Mangroves – Transformers

Mangroves – Transformers

Music; Ambience: Marsh

They may look like salt marshes, grasslands, or tangled masses of trees. Mangroves are the ecosystems which line coastal areas in temperate climates around the world. Among the important roles that mangroves play is to act as a kind of ‘biotransformer’ of the organic materials that pass between the land and sea. I’m Jim Metzner, and this is the Pulse of the Planet. Ivan Valiela is a professor of biology at Boston University’s Marine Program at the Marine Biological Laboratory in Woods Hole, Massachusetts.

Valiel: “They’re transformers. They transform what comes in from land – they change it in ways that make it more possible and more accessible for marine organisms to make use of them.”

Around the world, mangroves are being destroyed to make room for shrimp farms, housing, and other forms of urban expansion. But the loss of a mangrove can have serious environmental consequences.

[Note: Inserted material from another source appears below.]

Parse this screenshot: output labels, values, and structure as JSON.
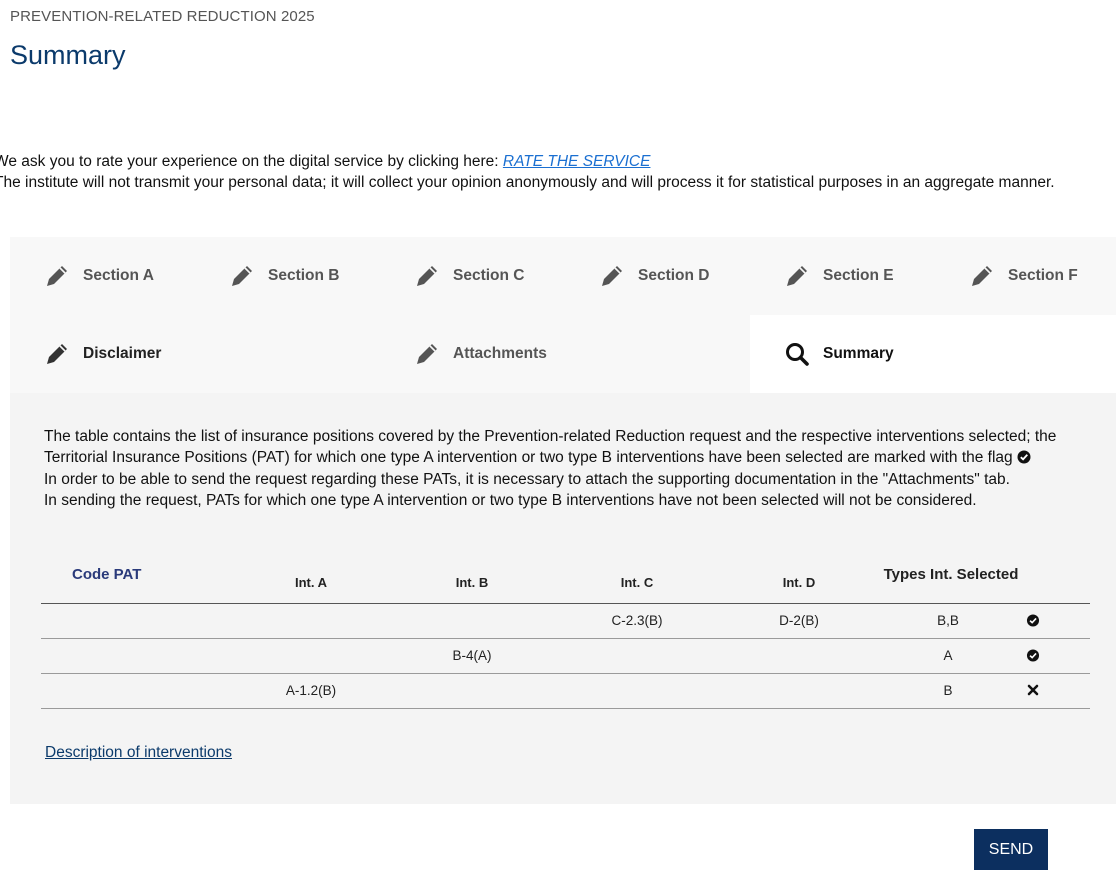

Valiel: “What happens is that first of all, more of the land-derived materials – whether it’s sediment, or whether it’s heavy metals, or whether it’s nitrogen and phosphorus – will make it to the sea. And that means that probably water quality will be lower. In fact, in many places in the Australian Great Barrier reef, people are beginning to be concerned about the survival of certain coral species because of the changes going on, from not only urban sprawl, but also the destruction of mangroves forests on the shore. So there’s connections there that will certainly have consequences if we have reduced the subsidies that mangrove forests provide us.”

We’ll hear more on mangroves in future programs. Please visit us on the web at pulseplanet.com. Pulse of the Planet is made possible by the National Science Foundation. I’m Jim Metzner.

Mangroves - Transformers

Mangroves are a lot more important than you might think.
Air Date:11/08/2013
Scientist:
Transcript:

Mangroves - Transformers

Music; Ambience: Marsh

They may look like salt marshes, grasslands, or tangled masses of trees. Mangroves are the ecosystems which line coastal areas in temperate climates around the world. Among the important roles that mangroves play is to act as a kind of 'biotransformer' of the organic materials that pass between the land and sea. I'm Jim Metzner, and this is the Pulse of the Planet. Ivan Valiela is a professor of biology at Boston University's Marine Program at the Marine Biological Laboratory in Woods Hole, Massachusetts.

Valiel: "They're transformers. They transform what comes in from land - they change it in ways that make it more possible and more accessible for marine organisms to make use of them."

Around the world, mangroves are being destroyed to make room for shrimp farms, housing, and other forms of urban expansion. But the loss of a mangrove can have serious environmental consequences.

Valiel: "What happens is that first of all, more of the land-derived materials - whether it's sediment, or whether it's heavy metals, or whether it's nitrogen and phosphorus - will make it to the sea. And that means that probably water quality will be lower. In fact, in many places in the Australian Great Barrier reef, people are beginning to be concerned about the survival of certain coral species because of the changes going on, from not only urban sprawl, but also the destruction of mangroves forests on the shore. So there's connections there that will certainly have consequences if we have reduced the subsidies that mangrove forests provide us."

We'll hear more on mangroves in future programs. Please visit us on the web at pulseplanet.com. Pulse of the Planet is made possible by the National Science Foundation. I'm Jim Metzner.